    Gordy
     
    Catfishnut, Oct 16, 2011
    #9
  10. exodusofficer

    sissy sissy

    Joined:
    Jan 17, 2011
    Messages:
    19,328
    Location:
    Axton virginia
    thats ok my water is fine and I really do hate water softners as you have to by pass for drinking water and I can't stand the taste they leave on veggies when you wash them or cook them and since I am a vegetarian and have been all my life and accustomed to foods I grow myself and use no salt at all on anything .I don;\'t even own a salt shaker a pepper mill yes but no salt .I did have that done to my well because it was suggested by my well driller .I have not had the problem since my son installed this system and it is really nice that it self flushes and recharges itself .I don't even use butter as I really do not care for the taste and margarine does not taste good either .I don't even put anything on my sweet corn when I cook it people think it is strange not to put salt and butter on it ,but why .
     
    sissy, Oct 16, 2011
    #10
  11. exodusofficer

    addy1 water gardener / gold fish and shubunkins Moderator

    Joined:
    Jun 23, 2010
    Messages:
    21,945
    Location:
    Frederick, Maryland zone 6b
    We picked up one of those filters sissy, it works great. Our well water is wonderful, but debris, little stones, little dirt. The filter does a great flush.
     
    addy1, Oct 17, 2011
    #11
  12. exodusofficer

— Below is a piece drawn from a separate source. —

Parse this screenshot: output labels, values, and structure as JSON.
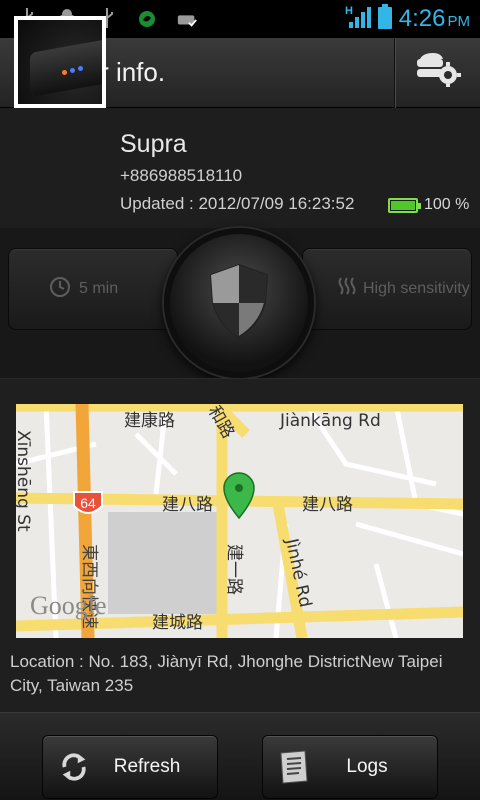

    Waterbug

    Joined:
    Apr 10, 2010
    Messages:
    2,998
    Location:
    Phoenix AZ
    Gordy, great idea on the iron. My first thought for rotten eggs smell now days is always muck. But your post took me back to childhood when many wells had iron and rotten egg smell. They say we never forget smells.

    Exodusofficer, as anyone who has cleaned out a pea gravel bog, and the same for large rocks, can tell you, it collects muck just same as anything else, including a bare pond, and will smell bad.

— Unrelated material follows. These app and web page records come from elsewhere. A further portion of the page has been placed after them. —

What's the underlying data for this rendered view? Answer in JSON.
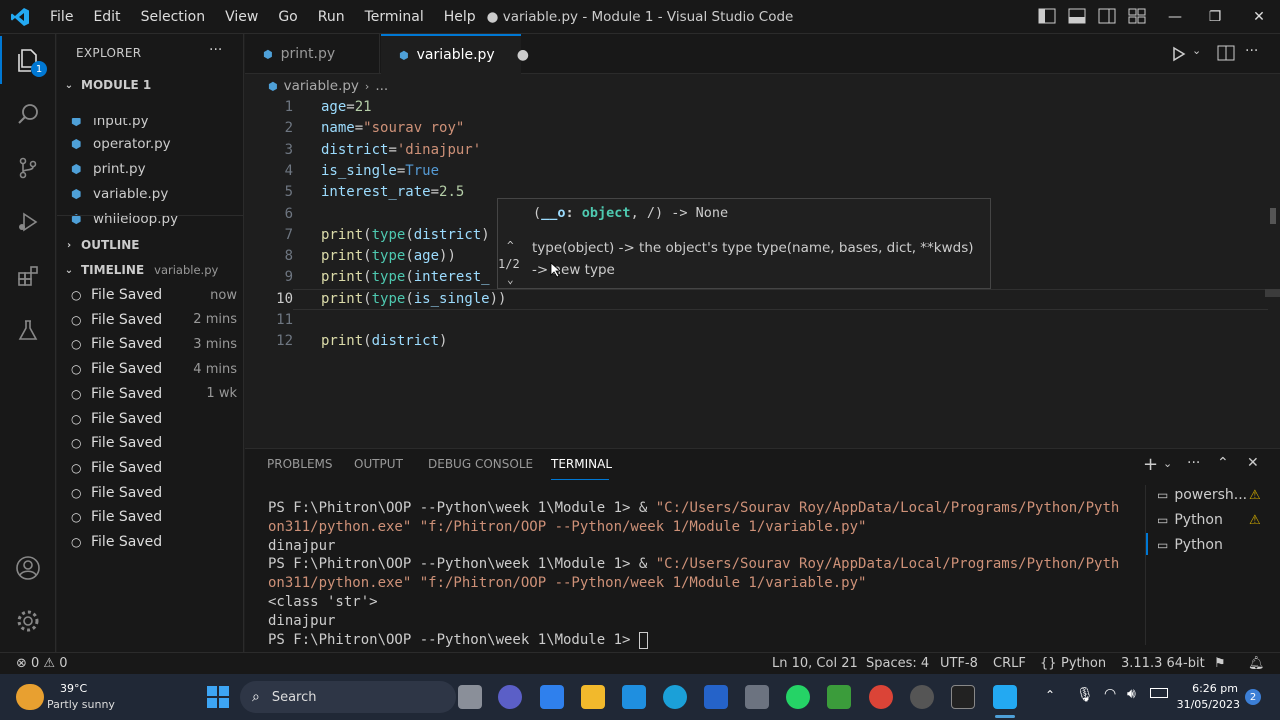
{
  "window": {
    "title": "● variable.py - Module 1 - Visual Studio Code",
    "menu": [
      "File",
      "Edit",
      "Selection",
      "View",
      "Go",
      "Run",
      "Terminal",
      "Help"
    ]
  },
  "activity": {
    "explorer_badge": "1"
  },
  "sidebar": {
    "header": "EXPLORER",
    "section": "MODULE 1",
    "files": [
      "input.py",
      "operator.py",
      "print.py",
      "variable.py",
      "whileloop.py"
    ],
    "outline": "OUTLINE",
    "timeline": "TIMELINE",
    "timeline_file": "variable.py",
    "timeline_items": [
      {
        "label": "File Saved",
        "time": "now"
      },
      {
        "label": "File Saved",
        "time": "2 mins"
      },
      {
        "label": "File Saved",
        "time": "3 mins"
      },
      {
        "label": "File Saved",
        "time": "4 mins"
      },
      {
        "label": "File Saved",
        "time": "1 wk"
      },
      {
        "label": "File Saved",
        "time": ""
      },
      {
        "label": "File Saved",
        "time": ""
      },
      {
        "label": "File Saved",
        "time": ""
      },
      {
        "label": "File Saved",
        "time": ""
      },
      {
        "label": "File Saved",
        "time": ""
      },
      {
        "label": "File Saved",
        "time": ""
      }
    ]
  },
  "tabs": [
    {
      "label": "print.py"
    },
    {
      "label": "variable.py"
    }
  ],
  "breadcrumb": {
    "file": "variable.py",
    "rest": "..."
  },
  "editor": {
    "lines": [
      [
        [
          "k",
          "age"
        ],
        [
          "",
          "="
        ],
        [
          "n",
          "21"
        ]
      ],
      [
        [
          "k",
          "name"
        ],
        [
          "",
          "="
        ],
        [
          "s",
          "\"sourav roy\""
        ]
      ],
      [
        [
          "k",
          "district"
        ],
        [
          "",
          "="
        ],
        [
          "s",
          "'dinajpur'"
        ]
      ],
      [
        [
          "k",
          "is_single"
        ],
        [
          "",
          "="
        ],
        [
          "b",
          "True"
        ]
      ],
      [
        [
          "k",
          "interest_rate"
        ],
        [
          "",
          "="
        ],
        [
          "n",
          "2.5"
        ]
      ],
      [],
      [
        [
          "f",
          "print"
        ],
        [
          "",
          "("
        ],
        [
          "c",
          "type"
        ],
        [
          "",
          "("
        ],
        [
          "k",
          "district"
        ],
        [
          "",
          ")"
        ]
      ],
      [
        [
          "f",
          "print"
        ],
        [
          "",
          "("
        ],
        [
          "c",
          "type"
        ],
        [
          "",
          "("
        ],
        [
          "k",
          "age"
        ],
        [
          "",
          "))"
        ]
      ],
      [
        [
          "f",
          "print"
        ],
        [
          "",
          "("
        ],
        [
          "c",
          "type"
        ],
        [
          "",
          "("
        ],
        [
          "k",
          "interest_"
        ]
      ],
      [
        [
          "f",
          "print"
        ],
        [
          "",
          "("
        ],
        [
          "c",
          "type"
        ],
        [
          "",
          "("
        ],
        [
          "k",
          "is_single"
        ],
        [
          "",
          "))"
        ]
      ],
      [],
      [
        [
          "f",
          "print"
        ],
        [
          "",
          "("
        ],
        [
          "k",
          "district"
        ],
        [
          "",
          ")"
        ]
      ]
    ]
  },
  "hover": {
    "signature_param": "__o",
    "signature_type": "object",
    "signature_tail": ", /) -> None",
    "counter": "1/2",
    "doc_line1": "type(object) -> the object's type type(name, bases, dict, **kwds)",
    "doc_line2": "-> new type"
  },
  "panel": {
    "tabs": [
      "PROBLEMS",
      "OUTPUT",
      "DEBUG CONSOLE",
      "TERMINAL"
    ],
    "terminal": [
      [
        [
          "",
          "PS F:\\Phitron\\OOP --Python\\week 1\\Module 1> & "
        ],
        [
          "s",
          "\"C:/Users/Sourav Roy/AppData/Local/Programs/Python/Pyth"
        ]
      ],
      [
        [
          "s",
          "on311/python.exe\" \"f:/Phitron/OOP --Python/week 1/Module 1/variable.py\""
        ]
      ],
      [
        [
          "",
          "dinajpur"
        ]
      ],
      [
        [
          "",
          "PS F:\\Phitron\\OOP --Python\\week 1\\Module 1> & "
        ],
        [
          "s",
          "\"C:/Users/Sourav Roy/AppData/Local/Programs/Python/Pyth"
        ]
      ],
      [
        [
          "s",
          "on311/python.exe\" \"f:/Phitron/OOP --Python/week 1/Module 1/variable.py\""
        ]
      ],
      [
        [
          "",
          "<class 'str'>"
        ]
      ],
      [
        [
          "",
          "dinajpur"
        ]
      ],
      [
        [
          "",
          "PS F:\\Phitron\\OOP --Python\\week 1\\Module 1> "
        ]
      ]
    ],
    "sessions": [
      "powersh...",
      "Python",
      "Python"
    ]
  },
  "status": {
    "problems": "⊗ 0 ⚠ 0",
    "position": "Ln 10, Col 21",
    "spaces": "Spaces: 4",
    "encoding": "UTF-8",
    "eol": "CRLF",
    "language": "Python",
    "interpreter": "3.11.3 64-bit"
  },
  "taskbar": {
    "weather_temp": "39°C",
    "weather_desc": "Partly sunny",
    "search": "Search",
    "time": "6:26 pm",
    "date": "31/05/2023",
    "notif": "2"
  },
  "colors": {
    "accent": "#0078d4",
    "string": "#ce9178",
    "variable": "#9cdcfe"
  }
}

    You didn't say what it was you were doing in the pond when you smelled the odor. Muck would be the most common source of rotten egg smells. Every pond has a layer of muck on the bottom, it's just a question of how much. Muck would be a good thing for the plants and insects. It's a healthy environment for them, humans just don't like it. So it wouldn't be related to the plants not doing well.

    Cattails are heavy feeders and planted in bare rocks, especially large rocks, would not be the optimal setting by a long shot. Lots of muck can help, but still not best. Shade wouldn't be helping either. I wouldn't expect them to do well in full shade.

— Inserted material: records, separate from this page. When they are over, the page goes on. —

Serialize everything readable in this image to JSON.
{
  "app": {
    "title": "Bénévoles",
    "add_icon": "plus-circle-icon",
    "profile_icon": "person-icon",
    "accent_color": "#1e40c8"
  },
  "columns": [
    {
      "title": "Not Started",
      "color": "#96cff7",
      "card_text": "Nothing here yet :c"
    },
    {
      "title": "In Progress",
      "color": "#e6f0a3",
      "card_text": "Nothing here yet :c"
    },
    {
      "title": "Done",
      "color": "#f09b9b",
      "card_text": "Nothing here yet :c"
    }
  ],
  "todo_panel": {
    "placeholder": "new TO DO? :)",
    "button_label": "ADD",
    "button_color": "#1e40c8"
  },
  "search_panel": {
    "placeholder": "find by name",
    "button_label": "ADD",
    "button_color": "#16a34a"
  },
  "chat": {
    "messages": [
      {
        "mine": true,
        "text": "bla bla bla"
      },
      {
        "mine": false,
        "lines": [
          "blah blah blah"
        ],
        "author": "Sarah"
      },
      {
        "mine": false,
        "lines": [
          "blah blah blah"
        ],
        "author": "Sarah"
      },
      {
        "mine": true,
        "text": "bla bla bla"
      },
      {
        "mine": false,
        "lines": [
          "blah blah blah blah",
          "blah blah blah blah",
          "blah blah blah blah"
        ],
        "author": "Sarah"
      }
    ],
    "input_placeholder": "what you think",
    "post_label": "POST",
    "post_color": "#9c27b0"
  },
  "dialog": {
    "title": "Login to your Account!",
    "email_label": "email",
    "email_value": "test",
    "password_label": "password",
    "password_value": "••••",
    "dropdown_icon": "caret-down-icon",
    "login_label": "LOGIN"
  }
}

    How are mosquitoes controlled in these ponds?
     
    Waterbug, Oct 17, 2011
    #12
  13. exodusofficer

    sissy sissy

    Joined:
    Jan 17, 2011
    Messages:
    19,328
    Location:
    Axton virginia
    yeh they do work great and the cost for them is not even what you would pay for the filters in those cheap things and my son put in a bigger storage tank and a filter on my kitchen faucet under the sink just in case ..I use the old screw filter with the replaceable filter on my pond with a charcoal filter in it and run water through it with a small pump up to the waterfall
     
    sissy, Oct 18, 2011
    #13
    1. Advertising

Want to reply to this thread or ask your own question?

It takes just 2 minutes to sign up (and it's free!). Just click the sign up button to choose a username and then you can ask your own questions on the forum.
Similar Threads
  1. koiguy1969

    wouldnt you like this fish in your pond?

    koiguy1969, Aug 6, 2011, in forum: General Chat
    Replies:
    21
    Views:
    2,144
    mogsie
    Aug 25, 2011
  2. BRayPond

    I'd like to make my pond more shallow, any ideas?

    BRayPond, Oct 29, 2011, in forum: Newbies to Garden Ponds
    Replies:
    27
    Views:
    2,569
    heninquins
    Nov 10, 2011
  3. pecan
    Replies:
    40
    Views:
    1,646
    DrCase
    Mar 27, 2014
  4. lexusalan

    New member and pond and would like a little help please.

    lexusalan, Aug 14, 2012, in forum: Newbies to Garden Ponds
    Replies:
    24
    Views:
    1,243
    lexusalan
    Aug 17, 2012
  5. Kreg87

    Pond at New House smells like sewage

    Kreg87, Mar 16, 2013, in forum: Newbies to Garden Ponds
    Replies:
    12
    Views:
    936
    Kreg87
    Mar 18, 2013
Loading...

Share This Page